Now that our cat has moved on to happier hunting grounds The Bird (Tiger Lilly may have a name for it, but everyone pretty much calls her The Bird) has many more opportunities outside of her cage to have the run (or airspace) of the house. She always wants to be wherever her “flock” (us) is, whether she’s in her cage or not. Any companionship appears better to her than none, but she is especially bonded to Tiger Lilly. Anyone will do in a pinch, or peck, however, as I’ve discovered.
Saturday morning my wife and I were up before Tiger Lilly and my wife let the bird out of her cage while we read the paper. The bird loves to shred newspaper, so this was like an invitation to party. Take it from me, it is very distracting to have a bird trying to savage the section of newspaper that you’re reading. This particular morning, however, The Bird decided to share the paper with my wife, probably because the last time she and I “shared” the paper it got to be pretty frustrating for both of us. My wife was clever and thought to offer up a sacrificial section of the paper (probably the one with Nick Coleman’s column in it) to busy The Bird so she could read the comics in peace. Just like the cat, however, The Bird is only interested in the section that you have in front of you. After a couple of tears at the decoy section she hopped over to my wife’s leg and started working at the folded gutter of the paper. My wife is much more patient than I am and gamely continued to read. When she opened the section fully, however, to turn the page she discovered a better-than-bird-sized hole in the middle of the paper (including a missing punch-line from the last panel of a comic).

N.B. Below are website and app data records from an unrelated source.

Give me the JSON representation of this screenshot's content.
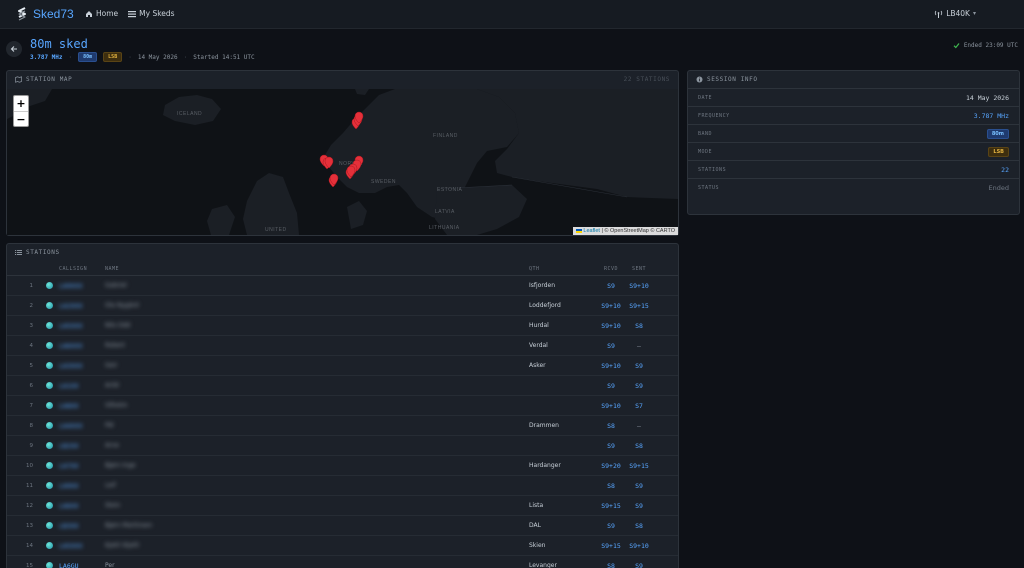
{
  "app": {
    "name": "Sked73"
  },
  "nav": {
    "home": "Home",
    "my_skeds": "My Skeds",
    "user": "LB40K"
  },
  "session": {
    "title": "80m sked",
    "frequency": "3.787 MHz",
    "band": "80m",
    "mode": "LSB",
    "date": "14 May 2026",
    "started": "Started 14:51 UTC",
    "ended": "Ended 23:09 UTC"
  },
  "map": {
    "header": "STATION MAP",
    "count": "22 STATIONS",
    "zoom_in": "+",
    "zoom_out": "−",
    "attribution_leaflet": "Leaflet",
    "attribution_rest": " | © OpenStreetMap © CARTO",
    "labels": {
      "iceland": "ICELAND",
      "finland": "FINLAND",
      "norway": "NORWAY",
      "sweden": "SWEDEN",
      "estonia": "ESTONIA",
      "latvia": "LATVIA",
      "lithuania": "LITHUANIA",
      "united": "UNITED"
    }
  },
  "info": {
    "header": "SESSION INFO",
    "rows": [
      {
        "key": "DATE",
        "value": "14 May 2026"
      },
      {
        "key": "FREQUENCY",
        "value": "3.787 MHz"
      },
      {
        "key": "BAND",
        "value": "80m"
      },
      {
        "key": "MODE",
        "value": "LSB"
      },
      {
        "key": "STATIONS",
        "value": "22"
      },
      {
        "key": "STATUS",
        "value": "Ended"
      }
    ]
  },
  "stations": {
    "header": "STATIONS",
    "columns": {
      "callsign": "CALLSIGN",
      "name": "NAME",
      "qth": "QTH",
      "rcvd": "RCVD",
      "sent": "SENT"
    },
    "rows": [
      {
        "n": "1",
        "call": "LA9XXX",
        "name": "Gabriel",
        "qth": "Isfjorden",
        "rcvd": "S9",
        "sent": "S9+10",
        "blur": true
      },
      {
        "n": "2",
        "call": "LA2XXX",
        "name": "Ola Nygård",
        "qth": "Loddefjord",
        "rcvd": "S9+10",
        "sent": "S9+15",
        "blur": true
      },
      {
        "n": "3",
        "call": "LA5XXX",
        "name": "Nils Odd",
        "qth": "Hurdal",
        "rcvd": "S9+10",
        "sent": "S8",
        "blur": true
      },
      {
        "n": "4",
        "call": "LA6XXX",
        "name": "Robert",
        "qth": "Verdal",
        "rcvd": "S9",
        "sent": "–",
        "blur": true
      },
      {
        "n": "5",
        "call": "LA3XXX",
        "name": "Geir",
        "qth": "Asker",
        "rcvd": "S9+10",
        "sent": "S9",
        "blur": true
      },
      {
        "n": "6",
        "call": "LA1XX",
        "name": "Arild",
        "qth": "",
        "rcvd": "S9",
        "sent": "S9",
        "blur": true
      },
      {
        "n": "7",
        "call": "LA8XX",
        "name": "Vilhelm",
        "qth": "",
        "rcvd": "S9+10",
        "sent": "S7",
        "blur": true
      },
      {
        "n": "8",
        "call": "LA4XXX",
        "name": "Pål",
        "qth": "Drammen",
        "rcvd": "S8",
        "sent": "–",
        "blur": true
      },
      {
        "n": "9",
        "call": "LB2XX",
        "name": "Arne",
        "qth": "",
        "rcvd": "S9",
        "sent": "S8",
        "blur": true
      },
      {
        "n": "10",
        "call": "LA7XX",
        "name": "Bjørn Inge",
        "qth": "Hardanger",
        "rcvd": "S9+20",
        "sent": "S9+15",
        "blur": true
      },
      {
        "n": "11",
        "call": "LA9XX",
        "name": "Leif",
        "qth": "",
        "rcvd": "S8",
        "sent": "S9",
        "blur": true
      },
      {
        "n": "12",
        "call": "LA6XX",
        "name": "Stein",
        "qth": "Lista",
        "rcvd": "S9+15",
        "sent": "S9",
        "blur": true
      },
      {
        "n": "13",
        "call": "LB3XX",
        "name": "Bjørn Martinsen",
        "qth": "DAL",
        "rcvd": "S9",
        "sent": "S8",
        "blur": true
      },
      {
        "n": "14",
        "call": "LA5XXX",
        "name": "Kjetil (Kjell)",
        "qth": "Skien",
        "rcvd": "S9+15",
        "sent": "S9+10",
        "blur": true
      },
      {
        "n": "15",
        "call": "LA6GU",
        "name": "Per",
        "qth": "Levanger",
        "rcvd": "S8",
        "sent": "S9",
        "blur": false
      }
    ]
  },
  "colors": {
    "accent": "#58a6ff",
    "marker": "#e5303a",
    "ok": "#3fb950"
  }
}
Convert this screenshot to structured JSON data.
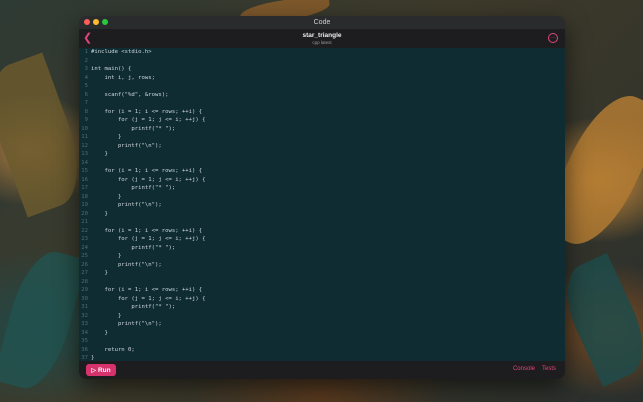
{
  "window": {
    "title": "Code",
    "lights": [
      "#ff5f57",
      "#febc2e",
      "#28c840"
    ]
  },
  "toolbar": {
    "doc_title": "star_triangle",
    "doc_subtitle": "cpp latest",
    "back_icon": "chevron-left-icon",
    "more_icon": "ellipsis-circle-icon"
  },
  "editor": {
    "line_numbers": [
      "1",
      "2",
      "3",
      "4",
      "5",
      "6",
      "7",
      "8",
      "9",
      "10",
      "11",
      "12",
      "13",
      "14",
      "15",
      "16",
      "17",
      "18",
      "19",
      "20",
      "21",
      "22",
      "23",
      "24",
      "25",
      "26",
      "27",
      "28",
      "29",
      "30",
      "31",
      "32",
      "33",
      "34",
      "35",
      "36",
      "37"
    ],
    "lines": [
      "#include <stdio.h>",
      "",
      "int main() {",
      "    int i, j, rows;",
      "",
      "    scanf(\"%d\", &rows);",
      "",
      "    for (i = 1; i <= rows; ++i) {",
      "        for (j = 1; j <= i; ++j) {",
      "            printf(\"* \");",
      "        }",
      "        printf(\"\\n\");",
      "    }",
      "",
      "    for (i = 1; i <= rows; ++i) {",
      "        for (j = 1; j <= i; ++j) {",
      "            printf(\"* \");",
      "        }",
      "        printf(\"\\n\");",
      "    }",
      "",
      "    for (i = 1; i <= rows; ++i) {",
      "        for (j = 1; j <= i; ++j) {",
      "            printf(\"* \");",
      "        }",
      "        printf(\"\\n\");",
      "    }",
      "",
      "    for (i = 1; i <= rows; ++i) {",
      "        for (j = 1; j <= i; ++j) {",
      "            printf(\"* \");",
      "        }",
      "        printf(\"\\n\");",
      "    }",
      "",
      "    return 0;",
      "}"
    ]
  },
  "bottombar": {
    "run_label": "Run",
    "run_icon": "play-icon",
    "console_label": "Console",
    "tests_label": "Tests"
  },
  "colors": {
    "accent": "#e0457b",
    "run_button": "#d6336c",
    "editor_bg": "#0f2c33"
  }
}
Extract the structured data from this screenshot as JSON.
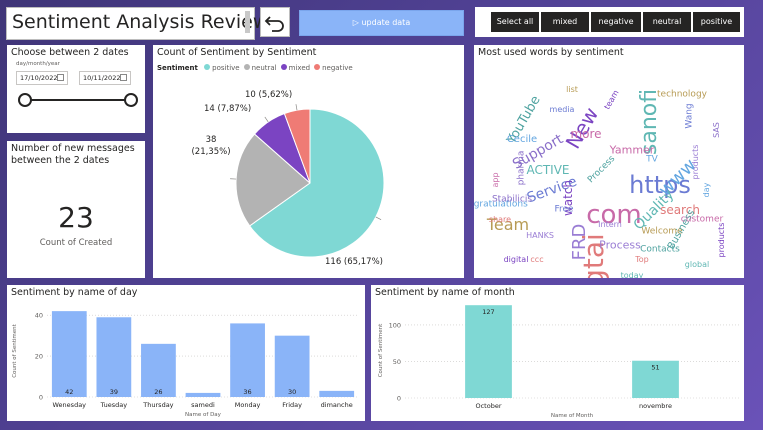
{
  "header": {
    "title": "Sentiment Analysis Review",
    "update_label": "update data",
    "slicer_buttons": [
      "Select all",
      "mixed",
      "negative",
      "neutral",
      "positive"
    ]
  },
  "date_filter": {
    "title": "Choose between 2 dates",
    "format_label": "day/month/year",
    "start_date": "17/10/2022",
    "end_date": "10/11/2022"
  },
  "kpi": {
    "title": "Number of new messages between the 2 dates",
    "value": "23",
    "label": "Count of Created"
  },
  "pie_chart": {
    "title": "Count of Sentiment by Sentiment",
    "legend_title": "Sentiment"
  },
  "wordcloud": {
    "title": "Most used words by sentiment",
    "words": [
      "https",
      "com",
      "sanofi",
      "New",
      "gtai",
      "www",
      "FRD",
      "YouTube",
      "Team",
      "Support",
      "Service",
      "more",
      "Quality",
      "watch",
      "search",
      "Cecile",
      "Process",
      "Business",
      "technology",
      "pharma",
      "media",
      "customer",
      "global",
      "digital",
      "share",
      "Congratulations",
      "products",
      "Contacts",
      "Welcome",
      "Stabilicis",
      "Wang",
      "Yammer",
      "ACTIVE",
      "team",
      "Top",
      "day",
      "HANKS",
      "Process",
      "list",
      "SAS",
      "Free",
      "app",
      "today",
      "products",
      "ccc",
      "TV",
      "Intern"
    ]
  },
  "day_chart": {
    "title": "Sentiment by name of day"
  },
  "month_chart": {
    "title": "Sentiment by name of month"
  },
  "chart_data": [
    {
      "type": "pie",
      "title": "Count of Sentiment by Sentiment",
      "legend_title": "Sentiment",
      "legend_position": "top-left",
      "slices": [
        {
          "name": "positive",
          "value": 116,
          "label": "116 (65,17%)",
          "color": "#7fd8d4"
        },
        {
          "name": "neutral",
          "value": 38,
          "label": "38 (21,35%)",
          "color": "#b3b3b3"
        },
        {
          "name": "mixed",
          "value": 14,
          "label": "14 (7,87%)",
          "color": "#7b44c2"
        },
        {
          "name": "negative",
          "value": 10,
          "label": "10 (5,62%)",
          "color": "#ef7b75"
        }
      ]
    },
    {
      "type": "bar",
      "title": "Sentiment by name of day",
      "categories": [
        "Wenesday",
        "Tuesday",
        "Thursday",
        "samedi",
        "Monday",
        "Friday",
        "dimanche"
      ],
      "values": [
        42,
        39,
        26,
        2,
        36,
        30,
        3
      ],
      "labels": [
        "42",
        "39",
        "26",
        "",
        "36",
        "30",
        ""
      ],
      "xlabel": "Name of Day",
      "ylabel": "Count of Sentiment",
      "ylim": [
        0,
        45
      ],
      "yticks": [
        0,
        20,
        40
      ],
      "color": "#8ab4f8",
      "grid": true
    },
    {
      "type": "bar",
      "title": "Sentiment by name of month",
      "categories": [
        "October",
        "novembre"
      ],
      "values": [
        127,
        51
      ],
      "labels": [
        "127",
        "51"
      ],
      "xlabel": "Name of Month",
      "ylabel": "Count of Sentiment",
      "ylim": [
        0,
        130
      ],
      "yticks": [
        0,
        50,
        100
      ],
      "color": "#7fd8d4",
      "grid": true
    }
  ]
}
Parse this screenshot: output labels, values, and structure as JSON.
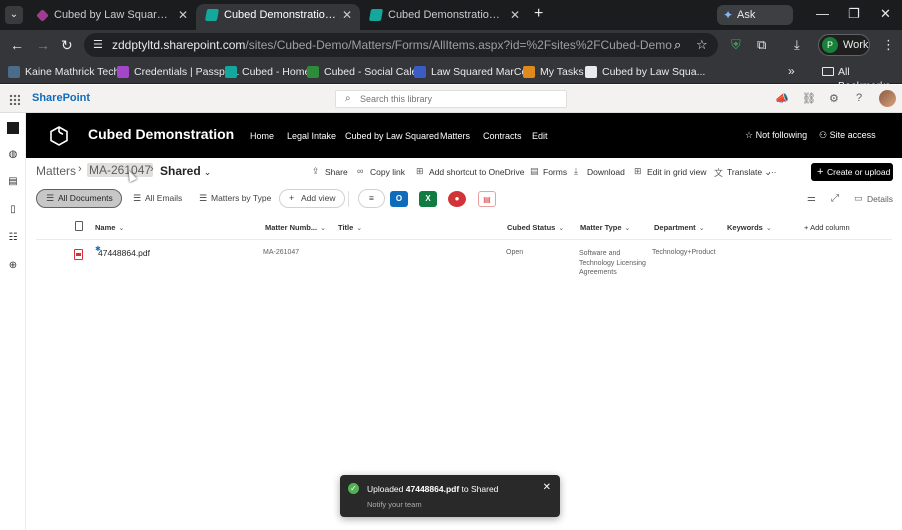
{
  "browser": {
    "tabs": [
      {
        "title": "Cubed by Law Squared - Power Automate",
        "active": false
      },
      {
        "title": "Cubed Demonstration - Matters",
        "active": true
      },
      {
        "title": "Cubed Demonstration - Matters",
        "active": false
      }
    ],
    "ask_gemini": "Ask Gemini",
    "url_host": "zddptyltd.sharepoint.com",
    "url_path": "/sites/Cubed-Demo/Matters/Forms/AllItems.aspx?id=%2Fsites%2FCubed-Demo%2FMatters%2FMA...",
    "profile_initial": "P",
    "profile_label": "Work",
    "bookmarks": [
      {
        "label": "Kaine Mathrick Tech...",
        "color": "#4a6b8a"
      },
      {
        "label": "Credentials | Passpo...",
        "color": "#a347c9"
      },
      {
        "label": "Cubed - Home",
        "color": "#14a79d"
      },
      {
        "label": "Cubed - Social Cale...",
        "color": "#2e8b3a"
      },
      {
        "label": "Law Squared MarCo...",
        "color": "#3b5cc4"
      },
      {
        "label": "My Tasks",
        "color": "#e08a1e"
      },
      {
        "label": "Cubed by Law Squa...",
        "color": "#e8eaed"
      }
    ],
    "all_bookmarks": "All Bookmarks"
  },
  "suite": {
    "app_name": "SharePoint",
    "search_placeholder": "Search this library"
  },
  "site": {
    "title": "Cubed Demonstration",
    "nav": [
      "Home",
      "Legal Intake",
      "Cubed by Law Squared",
      "Matters",
      "Contracts",
      "Edit"
    ],
    "not_following": "Not following",
    "site_access": "Site access"
  },
  "breadcrumb": [
    "Matters",
    "MA-261047",
    "Shared"
  ],
  "commands": [
    "Share",
    "Copy link",
    "Add shortcut to OneDrive",
    "Forms",
    "Download",
    "Edit in grid view",
    "Translate"
  ],
  "create_upload": "Create or upload",
  "views": [
    "All Documents",
    "All Emails",
    "Matters by Type",
    "Add view"
  ],
  "details_label": "Details",
  "columns": [
    "Name",
    "Matter Numb...",
    "Title",
    "Cubed Status",
    "Matter Type",
    "Department",
    "Keywords",
    "Add column"
  ],
  "rows": [
    {
      "name": "47448864.pdf",
      "matter_number": "MA-261047",
      "title": "",
      "status": "Open",
      "matter_type": "Software and Technology Licensing Agreements",
      "department": "Technology+Product",
      "keywords": ""
    }
  ],
  "toast": {
    "prefix": "Uploaded",
    "file": "47448864.pdf",
    "suffix": "to Shared",
    "sub": "Notify your team"
  }
}
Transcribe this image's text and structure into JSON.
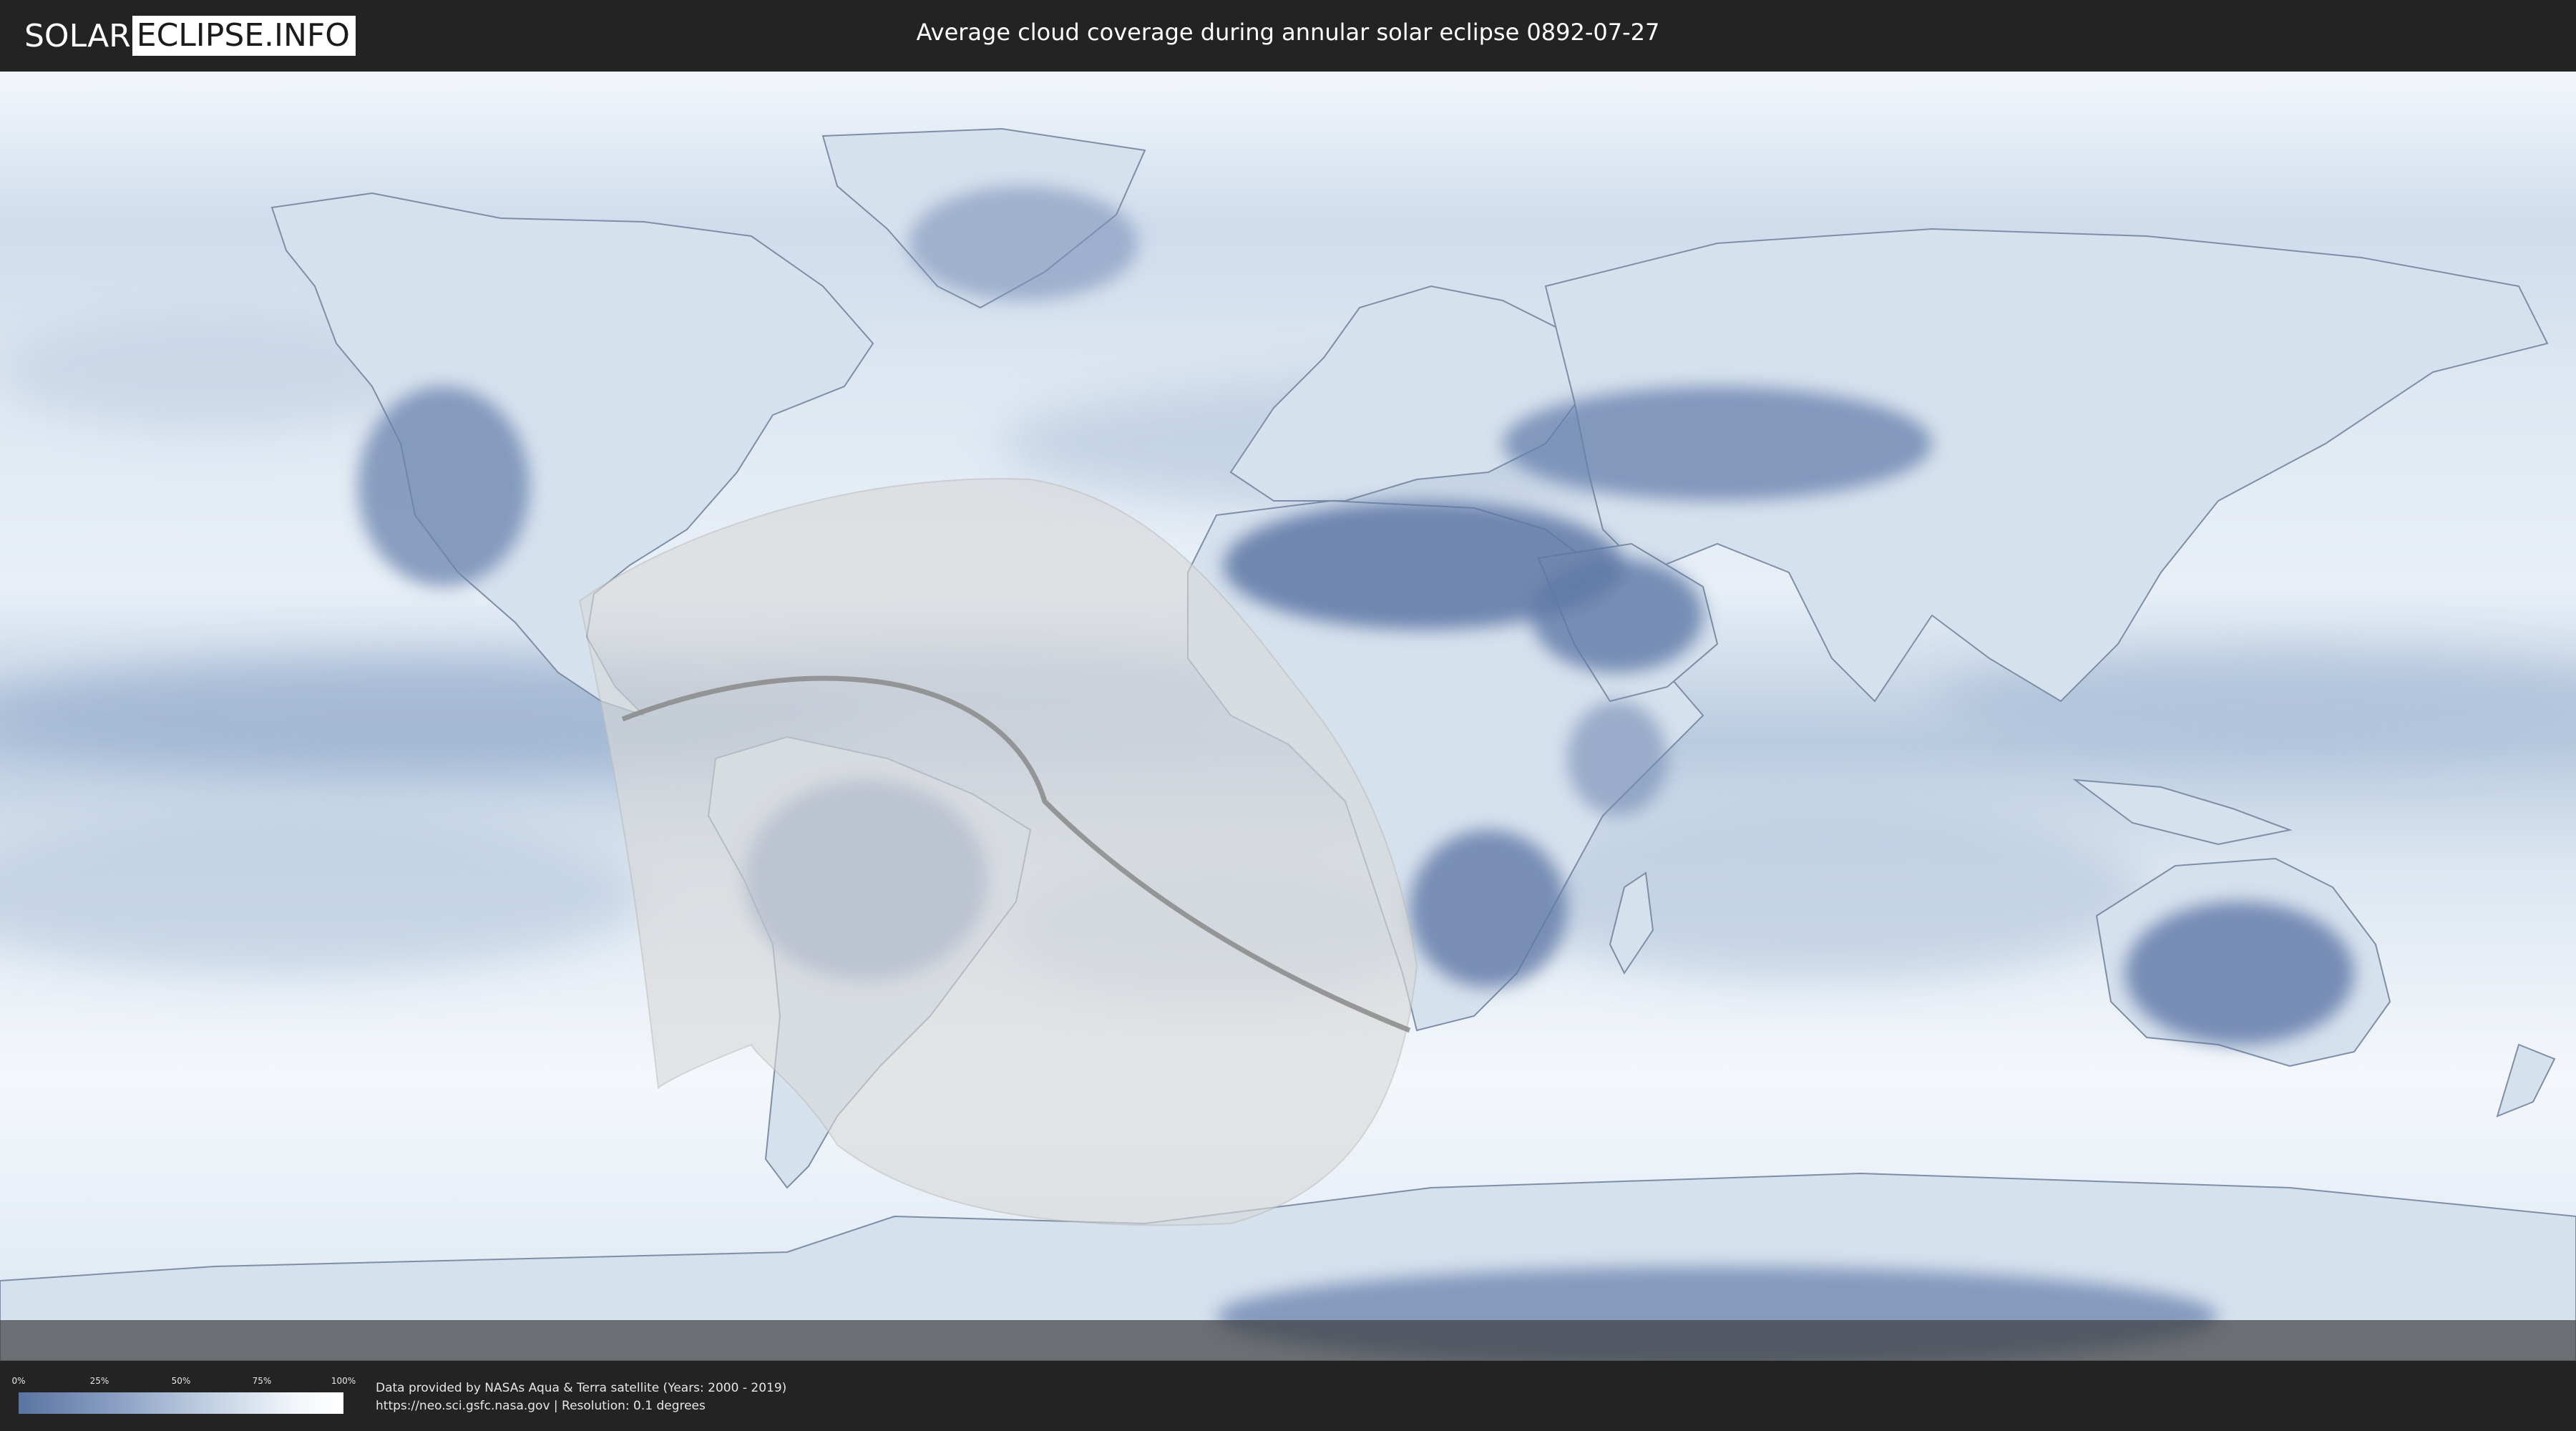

After the ensuing protest The Bird decided a change of scenery would be beneficial, so she flew across the room and landed on my shoulder. She wisely didn’t make for the paper right away, as I turned my head and we regarded each other like familiar opponents. It so happened that when I turned toward her she was able to see her reflection in my reading glasses.
You know, it is kind of a strange sensation to see a magnified and blurry beak coming at your eye.
Finding herself again airborne, The Bird went on the hunt for more docile prey, or at least another section of the newspaper. I don’t understand why chewing up the newspaper is so interesting to her, but I suppose it’s probably a good source of fiber.
That’s all I need — an unconstipated budgie flying Dawn Patrol in my living room! I never thought I’d miss that cat.